Drug abuse and alcohol consumption has always been discouraged among youth, including teens. While depression, low self-esteem and breakups in relationships are the primary reasons of teens falling to drugs, beginning alcohol consumption begins more out of peer pressure or for having fun.

Teenage means moodiness and a sense of can-do attitude. A mere challenge by friends in a party or simply the thrill of enjoying the first dose of marijuana incites the youngsters for that killer first dose. Subsequently, they fall prey to all kinds of deadly drugs. Parents who notice change in their teens such as keeping aloof and not responding to their directions should carefully watch what their kids are doing while out, where they go and how they spend their pocket money.

Drug abuse was prevalent among teens in earlier generations too. Only that the availability of drugs is easier now. In addition, parents were closer to their kids those days, and a sense of fear and respect discouraged teens of working-class families to not to succumb to peer pressure for taking drugs or alcohol.

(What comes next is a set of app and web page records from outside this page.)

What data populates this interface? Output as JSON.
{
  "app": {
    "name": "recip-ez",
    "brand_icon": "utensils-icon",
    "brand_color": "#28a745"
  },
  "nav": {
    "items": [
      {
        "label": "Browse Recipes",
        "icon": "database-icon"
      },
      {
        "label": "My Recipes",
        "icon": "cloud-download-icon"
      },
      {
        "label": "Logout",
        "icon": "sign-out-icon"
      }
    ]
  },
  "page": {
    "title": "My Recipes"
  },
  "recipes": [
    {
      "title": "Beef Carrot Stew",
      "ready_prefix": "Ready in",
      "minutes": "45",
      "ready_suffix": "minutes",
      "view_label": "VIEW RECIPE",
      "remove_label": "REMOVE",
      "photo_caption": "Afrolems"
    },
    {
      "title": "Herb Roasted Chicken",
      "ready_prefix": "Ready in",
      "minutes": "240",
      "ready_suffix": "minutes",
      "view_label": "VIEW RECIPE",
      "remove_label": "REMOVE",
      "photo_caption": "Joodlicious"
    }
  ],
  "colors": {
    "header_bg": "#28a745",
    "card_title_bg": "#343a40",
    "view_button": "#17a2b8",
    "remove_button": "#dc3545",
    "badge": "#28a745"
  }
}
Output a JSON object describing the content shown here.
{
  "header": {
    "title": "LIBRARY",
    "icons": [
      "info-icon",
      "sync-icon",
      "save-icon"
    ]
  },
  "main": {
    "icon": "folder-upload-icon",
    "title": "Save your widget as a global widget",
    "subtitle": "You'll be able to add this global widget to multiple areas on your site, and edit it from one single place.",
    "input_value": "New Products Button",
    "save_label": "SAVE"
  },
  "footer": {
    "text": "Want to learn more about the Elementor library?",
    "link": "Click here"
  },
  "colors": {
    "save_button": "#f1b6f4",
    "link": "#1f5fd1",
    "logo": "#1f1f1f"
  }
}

The present day life-style has reduced meaningful interaction between parents and teens and they tend to trust their friends more than their parents and elders in the family. They are dissatisfied, feel neglected, sometimes angry and are depressed as well. Parents are busy minting money not realizing that kids need their care, time and attention lest they should go astray.

Teens consider drinks as integral part of their parties, whether at home, or outside. This is unlike the situation twenty years ago when teens would not dare to even seek permission for having drinks in their parties. However, teens today tend to justify it that they work hard, are scoring well in studies, winning contests and competitions so they want to enjoy.

Many parents are clueless because either they too are taking alcohol or they have parties at home when drinks are served. Sometimes, their social status requires their teens to join them for drinks and by the time they see the consequences, the damage is done. Parents need to take them into confidence by talking about its impacts, for example how their bodies respond to alcohol. A healthy conversation about the harmful effects of excessive alcohol and how it can become an addiction may interest kids. Kids are more likely to listen when taken into confidence, rather than when tried to control at the name of discipline.

For example, a few words such as “Son, we have a party today and some important guests are expected. We shall have drinks along with juices and shakes. But we discourage you having drinks. I would suggest you not to have it till next year when you grow up. You can enjoy shakes with your friends since alcohol is not good for your health at this age. You know I too had my first bear when I was 24.” Certainly go a long way in helping teens understand the harmful effects of drugs and alcohol.